In episode 3 the prosecution call DC Miller, the wife of the defendant, and while there is nothing intrinsically wrong with that; the law is that a wife is a competent witness against her husband, but she is not compellable. What that means is that her evidence is capable of belief but if she declines to give evidence she cannot be forced to do so. In the circumstances where she is known to have assaulted her husband, I think most barristers would be reluctant to call her. She added very little to the issues for the jury.
Episode 4 has a number of glaring errors in the trial scenes. It is a long time since a witness was allowed to make a dock identification. In a real trial, if that was to happen, the defence would ask for the jury to leave the court and make an application for a retrial. Actually it makes Justine look incompetent as she allows the witness to deviate from her witness statement by asking if she recognised the man. There was no need for the question; the witness had given the evidence about seeing a man already, although what evidential value that had was difficult to understand. If the judge ruled that the trial should continue, cross-examination would be much more rigorous. The witness would have been asked about her previous statement, the time she made it and why she had left out the name of the man she saw. It is one of the common mistakes that a witness makes to say I told the police but they left it out. The police officer who took the statement would then be called and would inevitably say that the witness had not identified the person they saw and the defence can then assert that the witness is at best unreliable or a liar.
I did like the part where the defence silk says to her junior who is convinced their client is guilty, ‘Don’t say that. We never know for sure. He gets his defence.’ The sort of comment a real barrister would make to a pupil, particularly one who is described by her opponent as a rottweiler.
I didn’t watch the first series, but the criticism about the courtroom drama in the current series has been such that I decided to catch up with the first two episodes with the benefit of the BBC i player I have now done that. Oh dear, they may have had a legal consultant but the script writer must have ignored any advice they were given. I know the fact that the Bar is a referral profession is inconvenient for drama, but the writer could have made a little more reference to reality. I cannot imagine any solicitor instructing someone who has not been in practice for three years ever; the law changes and the skills need to be kept up, never mind the question of a practising certificate.
Then the prosecuting barrister asks the police officer in the case to visit her at home to discuss his evidence about injuries to the defendant. The defendant’s wife appears to have been invited as well. I know she is an important character in the plot, but surely a little more thought might have dealt with this issue in a more realistic way. Then she discusses with them the injuries and tells them they need to find a good reason for the assault on a prisoner. No decent lawyer would do that; she was almost telling them what to say

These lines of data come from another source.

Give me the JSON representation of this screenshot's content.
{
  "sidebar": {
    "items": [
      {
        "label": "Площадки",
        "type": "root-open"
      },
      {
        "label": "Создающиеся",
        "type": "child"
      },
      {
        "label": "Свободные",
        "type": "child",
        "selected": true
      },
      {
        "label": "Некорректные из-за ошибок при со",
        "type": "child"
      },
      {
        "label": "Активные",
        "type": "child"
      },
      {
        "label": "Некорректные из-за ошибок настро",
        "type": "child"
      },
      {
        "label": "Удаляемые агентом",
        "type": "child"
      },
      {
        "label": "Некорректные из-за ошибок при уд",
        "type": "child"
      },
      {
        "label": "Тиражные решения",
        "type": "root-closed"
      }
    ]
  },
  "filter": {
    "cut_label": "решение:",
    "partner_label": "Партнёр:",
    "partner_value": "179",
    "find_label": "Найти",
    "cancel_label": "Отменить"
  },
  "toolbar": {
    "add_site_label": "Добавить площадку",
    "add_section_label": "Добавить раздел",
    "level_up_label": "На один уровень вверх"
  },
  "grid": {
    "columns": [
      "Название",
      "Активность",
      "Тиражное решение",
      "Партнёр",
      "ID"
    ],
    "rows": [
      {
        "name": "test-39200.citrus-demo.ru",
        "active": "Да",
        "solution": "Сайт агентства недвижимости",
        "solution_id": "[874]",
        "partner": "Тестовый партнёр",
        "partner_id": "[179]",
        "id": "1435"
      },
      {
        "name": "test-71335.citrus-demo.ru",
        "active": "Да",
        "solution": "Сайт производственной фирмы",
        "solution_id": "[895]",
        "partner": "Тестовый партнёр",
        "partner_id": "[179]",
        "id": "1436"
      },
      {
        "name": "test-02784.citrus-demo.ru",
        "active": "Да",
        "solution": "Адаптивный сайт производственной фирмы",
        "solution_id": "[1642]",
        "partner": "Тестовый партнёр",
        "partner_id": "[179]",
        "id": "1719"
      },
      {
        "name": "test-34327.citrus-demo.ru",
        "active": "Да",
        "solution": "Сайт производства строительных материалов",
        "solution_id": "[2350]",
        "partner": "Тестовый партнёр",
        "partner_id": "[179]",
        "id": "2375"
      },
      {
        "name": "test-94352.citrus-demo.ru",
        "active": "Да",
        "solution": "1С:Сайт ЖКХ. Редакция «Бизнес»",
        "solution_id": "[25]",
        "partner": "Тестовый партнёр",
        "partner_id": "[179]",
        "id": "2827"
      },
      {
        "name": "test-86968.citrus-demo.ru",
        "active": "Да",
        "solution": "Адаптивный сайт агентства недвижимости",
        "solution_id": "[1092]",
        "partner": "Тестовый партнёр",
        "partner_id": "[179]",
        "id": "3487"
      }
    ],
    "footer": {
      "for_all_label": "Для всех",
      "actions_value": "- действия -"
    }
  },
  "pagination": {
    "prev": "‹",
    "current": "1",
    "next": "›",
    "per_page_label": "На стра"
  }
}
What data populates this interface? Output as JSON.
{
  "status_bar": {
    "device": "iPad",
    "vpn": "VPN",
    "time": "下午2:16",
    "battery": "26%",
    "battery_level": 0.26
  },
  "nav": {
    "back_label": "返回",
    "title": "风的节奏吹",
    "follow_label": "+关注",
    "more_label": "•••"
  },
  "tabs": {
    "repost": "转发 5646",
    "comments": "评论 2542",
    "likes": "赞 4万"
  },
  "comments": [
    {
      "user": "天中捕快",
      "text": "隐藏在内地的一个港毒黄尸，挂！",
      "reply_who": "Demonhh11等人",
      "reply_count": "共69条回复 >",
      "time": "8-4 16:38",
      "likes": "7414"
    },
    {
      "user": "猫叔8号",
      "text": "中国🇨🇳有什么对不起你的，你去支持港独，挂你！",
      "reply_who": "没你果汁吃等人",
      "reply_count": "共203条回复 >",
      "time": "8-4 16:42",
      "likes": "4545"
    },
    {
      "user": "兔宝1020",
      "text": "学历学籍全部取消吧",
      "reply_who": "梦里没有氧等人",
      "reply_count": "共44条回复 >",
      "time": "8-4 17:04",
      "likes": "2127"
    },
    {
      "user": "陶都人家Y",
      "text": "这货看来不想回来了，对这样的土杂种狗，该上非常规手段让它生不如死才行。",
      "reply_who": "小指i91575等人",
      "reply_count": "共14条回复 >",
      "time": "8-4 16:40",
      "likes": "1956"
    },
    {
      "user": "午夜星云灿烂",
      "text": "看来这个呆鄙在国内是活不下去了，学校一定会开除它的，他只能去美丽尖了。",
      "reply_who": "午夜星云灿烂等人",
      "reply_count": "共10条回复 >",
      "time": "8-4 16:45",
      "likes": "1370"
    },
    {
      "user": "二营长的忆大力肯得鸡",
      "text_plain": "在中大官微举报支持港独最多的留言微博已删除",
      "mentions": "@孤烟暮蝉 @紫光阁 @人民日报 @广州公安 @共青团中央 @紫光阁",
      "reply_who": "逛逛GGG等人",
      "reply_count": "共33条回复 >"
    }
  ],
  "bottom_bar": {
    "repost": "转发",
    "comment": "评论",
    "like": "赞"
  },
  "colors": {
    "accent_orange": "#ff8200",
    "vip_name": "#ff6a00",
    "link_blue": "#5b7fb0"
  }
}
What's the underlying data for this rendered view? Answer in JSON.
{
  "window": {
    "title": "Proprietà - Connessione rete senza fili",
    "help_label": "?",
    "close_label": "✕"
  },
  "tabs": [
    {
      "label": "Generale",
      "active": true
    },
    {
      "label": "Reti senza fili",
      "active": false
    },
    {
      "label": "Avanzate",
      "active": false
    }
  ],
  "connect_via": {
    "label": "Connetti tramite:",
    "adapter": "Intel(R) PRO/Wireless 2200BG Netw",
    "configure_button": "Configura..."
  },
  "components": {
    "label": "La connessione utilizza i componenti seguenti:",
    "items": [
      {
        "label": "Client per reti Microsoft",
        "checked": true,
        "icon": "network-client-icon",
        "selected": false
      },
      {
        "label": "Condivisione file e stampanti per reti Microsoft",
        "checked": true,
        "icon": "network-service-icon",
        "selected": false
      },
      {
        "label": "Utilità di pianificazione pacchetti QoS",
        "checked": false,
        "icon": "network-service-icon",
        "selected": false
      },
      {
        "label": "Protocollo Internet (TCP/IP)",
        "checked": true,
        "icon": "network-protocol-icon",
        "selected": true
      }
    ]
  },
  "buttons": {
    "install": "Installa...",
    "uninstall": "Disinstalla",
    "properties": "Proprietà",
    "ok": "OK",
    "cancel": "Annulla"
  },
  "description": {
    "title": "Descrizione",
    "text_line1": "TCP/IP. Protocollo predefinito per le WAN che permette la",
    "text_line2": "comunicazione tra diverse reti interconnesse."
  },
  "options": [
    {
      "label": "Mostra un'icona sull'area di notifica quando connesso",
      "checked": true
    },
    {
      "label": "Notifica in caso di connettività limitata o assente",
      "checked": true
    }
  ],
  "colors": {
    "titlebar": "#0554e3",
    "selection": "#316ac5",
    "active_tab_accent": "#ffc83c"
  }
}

In the trial process, prosecuting counsel would not refer to the confession in opening the case to the jury and arguments around the issue of admissibility of a confession are made in the absence of the jury. Defence counsel did quote the correct sections of the Police and Criminal Evidence Act, but that was the only bit that was right. Surely it would have been just as dramatic to have the legal argument in the courtroom and then switch to the family outside in the waiting area worrying about what was going on.
My main complaint is the idea that the prosecuting barrister is the bereaved family’s lawyer. Criminal Prosecution are taken on behalf of the state, ‘Regina v Miller,’ not the victim or their relatives. The way it has been portrayed is misleading to ordinary members of the public who may be involved as witnesses or where a family member is a victim of crime. Writers of popular series have in my view a responsibility to ensure viewers are not given a totally misleading impression of the way something as important as the criminal justice system works.